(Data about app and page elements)
####
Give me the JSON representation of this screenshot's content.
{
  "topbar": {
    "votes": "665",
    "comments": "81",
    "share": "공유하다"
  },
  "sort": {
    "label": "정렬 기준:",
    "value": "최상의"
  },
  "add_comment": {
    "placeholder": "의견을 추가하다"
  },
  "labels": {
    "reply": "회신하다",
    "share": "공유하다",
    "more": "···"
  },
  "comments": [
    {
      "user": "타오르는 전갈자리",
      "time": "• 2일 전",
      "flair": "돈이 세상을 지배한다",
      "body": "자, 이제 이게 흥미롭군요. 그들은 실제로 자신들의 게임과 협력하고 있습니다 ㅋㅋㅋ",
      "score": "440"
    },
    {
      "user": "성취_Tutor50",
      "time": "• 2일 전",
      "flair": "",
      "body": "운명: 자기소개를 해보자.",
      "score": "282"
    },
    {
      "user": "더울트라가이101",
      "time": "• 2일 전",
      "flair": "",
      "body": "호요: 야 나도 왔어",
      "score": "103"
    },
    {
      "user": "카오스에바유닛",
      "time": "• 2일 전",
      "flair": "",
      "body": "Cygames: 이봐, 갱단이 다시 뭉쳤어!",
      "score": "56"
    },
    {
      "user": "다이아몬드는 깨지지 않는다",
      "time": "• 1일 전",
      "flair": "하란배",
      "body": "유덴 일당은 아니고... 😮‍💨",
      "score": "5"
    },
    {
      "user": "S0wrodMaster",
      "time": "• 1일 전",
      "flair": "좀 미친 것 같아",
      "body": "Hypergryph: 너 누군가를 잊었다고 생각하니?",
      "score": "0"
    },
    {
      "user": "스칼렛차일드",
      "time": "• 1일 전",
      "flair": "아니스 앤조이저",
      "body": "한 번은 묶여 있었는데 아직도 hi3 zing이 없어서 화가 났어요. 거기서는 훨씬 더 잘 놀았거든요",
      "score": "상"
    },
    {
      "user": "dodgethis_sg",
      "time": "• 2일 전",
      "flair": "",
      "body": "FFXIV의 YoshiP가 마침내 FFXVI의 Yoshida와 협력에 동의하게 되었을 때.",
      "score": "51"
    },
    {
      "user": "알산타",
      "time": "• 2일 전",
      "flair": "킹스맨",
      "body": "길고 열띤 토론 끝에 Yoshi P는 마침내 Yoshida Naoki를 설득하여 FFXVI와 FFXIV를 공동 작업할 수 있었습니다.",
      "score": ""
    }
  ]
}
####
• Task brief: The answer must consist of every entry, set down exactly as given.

• Result of this task:
Give me the JSON representation of this screenshot's content.
{
  "topbar": {
    "votes": "665",
    "comments": "81",
    "share": "공유하다"
  },
  "sort": {
    "label": "정렬 기준:",
    "value": "최상의"
  },
  "add_comment": {
    "placeholder": "의견을 추가하다"
  },
  "labels": {
    "reply": "회신하다",
    "share": "공유하다",
    "more": "···"
  },
  "comments": [
    {
      "user": "타오르는 전갈자리",
      "time": "• 2일 전",
      "flair": "돈이 세상을 지배한다",
      "body": "자, 이제 이게 흥미롭군요. 그들은 실제로 자신들의 게임과 협력하고 있습니다 ㅋㅋㅋ",
      "score": "440"
    },
    {
      "user": "성취_Tutor50",
      "time": "• 2일 전",
      "flair": "",
      "body": "운명: 자기소개를 해보자.",
      "score": "282"
    },
    {
      "user": "더울트라가이101",
      "time": "• 2일 전",
      "flair": "",
      "body": "호요: 야 나도 왔어",
      "score": "103"
    },
    {
      "user": "카오스에바유닛",
      "time": "• 2일 전",
      "flair": "",
      "body": "Cygames: 이봐, 갱단이 다시 뭉쳤어!",
      "score": "56"
    },
    {
      "user": "다이아몬드는 깨지지 않는다",
      "time": "• 1일 전",
      "flair": "하란배",
      "body": "유덴 일당은 아니고... 😮‍💨",
      "score": "5"
    },
    {
      "user": "S0wrodMaster",
      "time": "• 1일 전",
      "flair": "좀 미친 것 같아",
      "body": "Hypergryph: 너 누군가를 잊었다고 생각하니?",
      "score": "0"
    },
    {
      "user": "스칼렛차일드",
      "time": "• 1일 전",
      "flair": "아니스 앤조이저",
      "body": "한 번은 묶여 있었는데 아직도 hi3 zing이 없어서 화가 났어요. 거기서는 훨씬 더 잘 놀았거든요",
      "score": "상"
    },
    {
      "user": "dodgethis_sg",
      "time": "• 2일 전",
      "flair": "",
      "body": "FFXIV의 YoshiP가 마침내 FFXVI의 Yoshida와 협력에 동의하게 되었을 때.",
      "score": "51"
    },
    {
      "user": "알산타",
      "time": "• 2일 전",
      "flair": "킹스맨",
      "body": "길고 열띤 토론 끝에 Yoshi P는 마침내 Yoshida Naoki를 설득하여 FFXVI와 FFXIV를 공동 작업할 수 있었습니다.",
      "score": ""
    }
  ]
}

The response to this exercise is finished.